There are some basic foundations that can provide an understanding of the problems and then the development of an effective treatment program. These basics are built on an underpinning of compassion, understanding, and completeness.
Knowledge of differential diagnosis is important. The famous Harvard physician Dr. William Osler made an astute observation that most physician's live by. "You see what you know, and you find what your look for." In other words, you have to know what can go wrong to identify it, and you have to look for it, or you won't find it if it is present. The caregiver [treatment provider] has to know the spectrum of what causes pain or symptoms and how to identify it. This defines both the science and the art of medicine.
A patient can present with leg pain. The differential can include nerve pain, muscle pain, referral (sclerotomal) pain, spinal cord pain, and even poor circulation, or a blood clot. If the physician doesn't think of the possibility of a blood clot, this could be a significant error. Even if the therapist had never had the experience of seeing a particular disorder, but has digested a significant amount of literature, he or she will be prepared to identify it. A physician has to be "on their toes" to be aware of possible misleading symptoms and have a good differential diagnosis.
Diagnostic proficiency comes through experience and a thorough history and physical examination. A complete history of the problems is essential. "Any family history of back disorders or even of non-spine-related issues, such as ulcerative colitis?" Some back problems stem from related diseases and may need to be treated differently. Psoriasis (a common skin disorder) has associated spinal problems and has a different treatment protocol. It is also important to discover if there are any legal issues, such as automobile accidents or work history, and who may be at fault. Legal issues can shade results of the history and need special types of treatment.
A good review of the individual's general health is important. Through a good history and nothing else, 80% of the diagnoses of low back and leg pain can be ascertained.
The physical exam needs to be complete, and the skill of the examiner is very important. There are some very subtle "shades of gray" that can shed light between various disorders. The diagnostician may need to identify the difference between a plus-2 and plus-1 reflex, sometimes a slight difference, but this may give an important clue to cause of the pain. The skill to perform a great exam takes experience, attention to detail, and time. The examiner needs to be thorough.
A patient just came into the office that had leg pain and aching for six weeks.
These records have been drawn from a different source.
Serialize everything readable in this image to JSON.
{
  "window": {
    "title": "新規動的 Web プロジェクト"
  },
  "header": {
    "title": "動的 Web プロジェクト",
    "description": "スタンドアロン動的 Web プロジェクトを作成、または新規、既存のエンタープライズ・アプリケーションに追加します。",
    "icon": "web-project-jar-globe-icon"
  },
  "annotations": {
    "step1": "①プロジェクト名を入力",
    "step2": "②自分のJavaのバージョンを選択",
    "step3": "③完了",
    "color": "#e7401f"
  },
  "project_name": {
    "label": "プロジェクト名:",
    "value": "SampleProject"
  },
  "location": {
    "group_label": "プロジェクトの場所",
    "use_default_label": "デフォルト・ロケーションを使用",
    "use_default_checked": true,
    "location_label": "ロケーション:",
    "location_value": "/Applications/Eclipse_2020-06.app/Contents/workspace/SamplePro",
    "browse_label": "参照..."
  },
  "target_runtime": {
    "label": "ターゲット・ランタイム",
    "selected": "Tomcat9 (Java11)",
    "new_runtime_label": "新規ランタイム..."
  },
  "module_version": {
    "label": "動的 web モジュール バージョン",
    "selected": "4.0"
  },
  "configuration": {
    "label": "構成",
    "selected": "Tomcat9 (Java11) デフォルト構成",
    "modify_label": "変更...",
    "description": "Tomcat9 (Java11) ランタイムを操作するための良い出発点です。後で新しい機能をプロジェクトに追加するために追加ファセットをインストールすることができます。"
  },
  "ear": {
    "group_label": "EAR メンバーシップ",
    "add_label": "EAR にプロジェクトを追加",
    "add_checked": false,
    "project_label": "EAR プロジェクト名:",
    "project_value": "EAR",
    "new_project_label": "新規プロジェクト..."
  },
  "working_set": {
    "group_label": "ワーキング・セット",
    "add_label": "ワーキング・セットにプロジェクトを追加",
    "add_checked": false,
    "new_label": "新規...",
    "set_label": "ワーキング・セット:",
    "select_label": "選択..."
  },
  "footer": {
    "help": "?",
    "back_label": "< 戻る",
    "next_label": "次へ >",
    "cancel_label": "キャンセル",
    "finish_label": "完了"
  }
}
This patient also happened to be a chiropractor and was thinking nerve pain, as we also assumed by the symptoms. Some parts of the exam demonstrated possible nerve root pain, but the patient also had no pulse in the affected leg! It turns out he had a blood clot in the artery in his leg. A simple matter of not being thorough and checking pulses would have missed this very important diagnosis.
The second skill set is the ability to decide what further tests (if any) would be applicable to complement and confirm the initial impression (presumed diagnosis). Not just the ability to order the right tests but the ability to thoroughly interpret these test tests results is important. Occasionally, the interpreter (for example, a radiologist), not knowing all the clinical information, may not know how to interpret the results. Some of the information gleaned from the tests can lie in a gray area.
The investigations that image the spine are:
Tests like EMGs that look at nerve function can be helpful in shedding some light on the diagnosis.
The third skill necessary and most important is taking the care and responsibility to educate the patient about their basic illness. Patients need to have the information demystified in a manner that is basic and understandable. This knowledge must be conveyed to the patient in a comprehendible manner with visual aids if necessary. If a patient cannot understand and grasp the problem, then the treatment will be less effective, and the patient's expectations for success will be murky. The mystery and fear of disabling low back pain can be significant. Education removes this mystery and eliminates fear of the unknown.
Treatment Protocol Technique
The fourth skill of a caregiver is the art and ability to develop a treatment protocol that is reasonable, effective, and appropriate for the patient. This cannot be a cookbook technique. The approach and even the personality of the therapist and patient have to be taken into consideration. This may include different types of physical therapy, chiropractic, activity modification, medication, injection, alternative therapy, massage, and even surgery when needed.
Treatment needs to be cost effective as medical care is very expensive and escalating yearly. The knowledge of well-qualified specialists to refer to for further diagnostic testing or treatment is important. A good spine expert can often be like a quarterback. He or she looks at the defense (diagnosis), calls the plays (treatment), and then passes or hands off to another health care provider for the necessary tests or care.
Donald S. Corenman, MD, DC is a practicing orthopaedic spine surgeon and chiropractor in Vail, CO and the author of Everything You Wanted to Know About The Back, a consumer's guide to the diagnosis and treatment of lower back pain. Click here for more information about the book.